Yes, I am in a psychiatric hospital even now. Not crazy, but in a severe depression for a year and a half now, with bad anxiety. Bad stuff in life a couple of years ago triggered this, plus a certain amount of genetic predisposition, plus not the right meds. In a year and a half, it’s been three psychiatric stays in the States, one in Norway, and three in Germany. I’m joking sometimes now that I should write about international comparisons of mental facilities :)
I do have the feeling that I’m finally better—knock on wood. I do often think about the everyday routines in these type of hospitals: the many biographies and patients with various illnesses you encounter, the humiliating events that happen, the bleak hopeless days where you merely hang in there, the struggle to maintain a measure of dignity for yourself, or the small unexpected comforts one finds.
I can think of many things to write about. And I would just love to hear from other people who have these types of experience. It is more common than one thinks.
If you’ve had a memorable experience in a mental hospital, either as a patient or staff member, please send us a note: firstname.lastname@example.org. In a followup note, Eva elaborates on her experiences in poignant detail:
There are many small things about psychiatric hospital life that can cause tear and wear on your personality and dignity—the whole sum of it, really: the meal times; the bed times; medications you may not want to take; having to be back on the ward by certain times; having to ring bells and wait for doors to be unlocked; staff going through your underwear and personal things whenever; having to step out of the shower to show you really are present when presence is checked; having to strip down completely upon admission to get searched for scars, wounds, injection marks, drugs ... between your toes and fingers, underneath your breasts. Just all of it as a whole, and keeping a measure of dignity, adult self-determination, and personality—and I guess, sass.

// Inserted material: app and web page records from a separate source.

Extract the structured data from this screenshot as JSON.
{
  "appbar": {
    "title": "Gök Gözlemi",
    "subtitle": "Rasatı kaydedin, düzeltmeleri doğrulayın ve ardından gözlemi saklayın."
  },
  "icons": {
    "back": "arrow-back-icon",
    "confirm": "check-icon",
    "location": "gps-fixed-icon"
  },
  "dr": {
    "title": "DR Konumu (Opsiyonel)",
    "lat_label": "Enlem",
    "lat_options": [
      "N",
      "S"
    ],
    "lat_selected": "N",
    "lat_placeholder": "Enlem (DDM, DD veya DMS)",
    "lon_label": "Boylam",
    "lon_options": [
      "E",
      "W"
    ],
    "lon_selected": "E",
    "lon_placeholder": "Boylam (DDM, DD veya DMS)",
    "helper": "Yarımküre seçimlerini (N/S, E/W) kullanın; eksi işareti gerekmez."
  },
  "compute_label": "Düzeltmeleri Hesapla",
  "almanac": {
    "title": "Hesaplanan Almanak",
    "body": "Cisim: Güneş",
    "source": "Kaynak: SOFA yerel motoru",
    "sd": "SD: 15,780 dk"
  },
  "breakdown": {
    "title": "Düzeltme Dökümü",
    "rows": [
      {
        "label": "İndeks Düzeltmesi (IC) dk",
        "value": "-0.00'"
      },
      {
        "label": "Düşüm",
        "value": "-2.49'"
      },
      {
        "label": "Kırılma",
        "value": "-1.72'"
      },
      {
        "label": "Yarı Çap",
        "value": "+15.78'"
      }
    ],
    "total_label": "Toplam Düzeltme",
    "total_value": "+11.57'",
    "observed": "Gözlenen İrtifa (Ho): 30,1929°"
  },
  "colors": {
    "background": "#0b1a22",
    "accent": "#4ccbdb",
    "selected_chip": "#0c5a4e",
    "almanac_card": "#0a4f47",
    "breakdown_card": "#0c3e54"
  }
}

Personally I found it very humiliating to return to the same hospital a second and then a third time—both after an overdose of pills—and for prolonged stays. I felt like shrinking into the ground, like not meeting anyone’s eyes for the first few days. Here’s Eva AGAIN, still depressed, still not cured, with yet another overdose.
Although there is wonderful staff, there really are quite a few Nurse Ratcheds everywhere, and the encounters with them can wither your pride and not let you keep your chin up and head held high.

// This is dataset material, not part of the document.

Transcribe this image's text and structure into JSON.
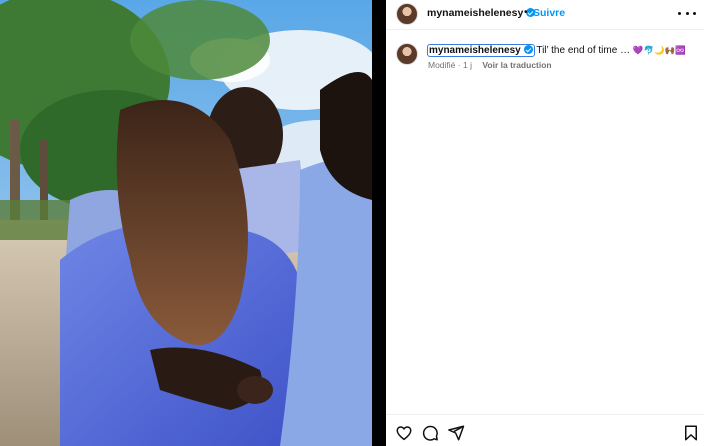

My absolute lowest low, and greatest sense of humiliation ever, was just after my most serious suicide attempt and closest call. I did this—and I am truly ashamed of this—on the ward itself.

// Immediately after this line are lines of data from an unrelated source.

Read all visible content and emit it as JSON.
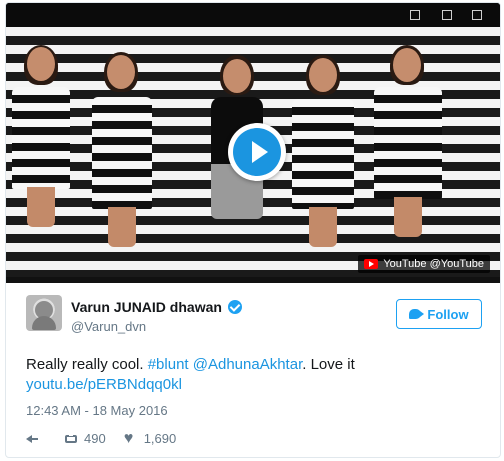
{
  "media": {
    "source_label": "YouTube @YouTube",
    "source_icon": "youtube-icon",
    "play_icon": "play-icon"
  },
  "author": {
    "name": "Varun JUNAID dhawan",
    "handle": "@Varun_dvn",
    "verified_icon": "verified-badge-icon"
  },
  "follow_button": {
    "label": "Follow",
    "icon": "twitter-bird-icon"
  },
  "tweet": {
    "text_prefix": "Really really cool. ",
    "hashtag": "#blunt",
    "text_middle_space": " ",
    "mention": "@AdhunaAkhtar",
    "text_suffix": ". Love it",
    "link": "youtu.be/pERBNdqq0kl",
    "timestamp": "12:43 AM - 18 May 2016"
  },
  "actions": {
    "reply_icon": "reply-icon",
    "retweet_icon": "retweet-icon",
    "retweets": "490",
    "like_icon": "heart-icon",
    "likes": "1,690"
  },
  "colors": {
    "accent": "#1da1f2",
    "link": "#1b95e0",
    "text": "#14171a",
    "muted": "#657786"
  }
}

I woke up in intensive care. Apart from that close-to-death feeling getting under your skin, and the actual overdose itself making you feel awfully sick for days, it is the behavior of those around you that alienates and humiliates. I really do know what I did was wrong, and that suicidal people need a strict environment—but strict does not equal bone-chillingly-cold people who avoid you, are mad at you, or think you have deserved this misery.
For days after the suicide attempt, I received not a single smile, not a single kind word—no encouragement at all. Lots scolded me harshly, and each seemed to think they were the first and only people to do that. I started to not feel like a human being. I felt I was not worthy of having survived. My mom didn’t speak to me for one week and that was terrifying.